H&R Block Inc. (HRB) gained 17 cents to $49.54 despite news that securities regulator NASD has charged Block with fraudulently promoting Enron Corp. bonds shortly before the energy firm declared bankruptcy.

Microsoft Corp. (MSFT) rose slightly after Novell Inc. (NOVL) said it had reached a settlement with Microsoft over antitrust issues in which Microsoft will pay it $536 million in cash. Microsoft slipped 6 to $29.25, while Novell rose 65 cents to $7.51.

Investors were encouraged by McDonald's Corp.'s (MCD) sales report for October, which saw a 7 percent increase in fast food outlets open at least a year. McDonald's gained 21 cents to $30.27.

Taser International Inc. (TASR) surged $7.66, or 16.5 percent, to $54.15 after the Transportation Safety Administration approved the company's non-lethal stun weapons for use by air marshals on commercial aircraft.

The Russell 2000 index of smaller companies closed down 2.21, or 0.37 percent, at 602.08.

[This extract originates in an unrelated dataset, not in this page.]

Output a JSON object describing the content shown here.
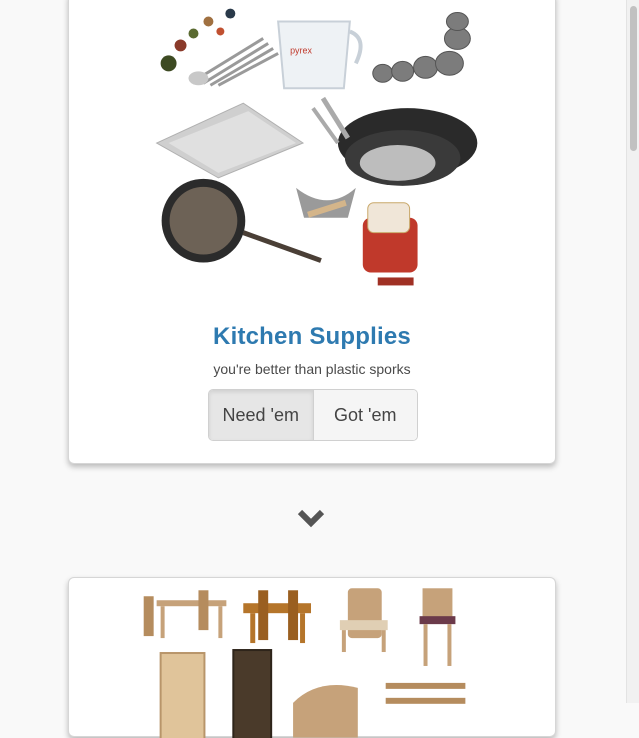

Overseas, Japan's Nikkei stock average fell 0.7 percent. In Europe, Britain's FTSE 100 closed down 0.49 percent, Germany's DAX index gained 0.13 percent for the session, and France's CAC-40 slippped 0.11 percent.

Reuters and the Associated Press contributed to this report.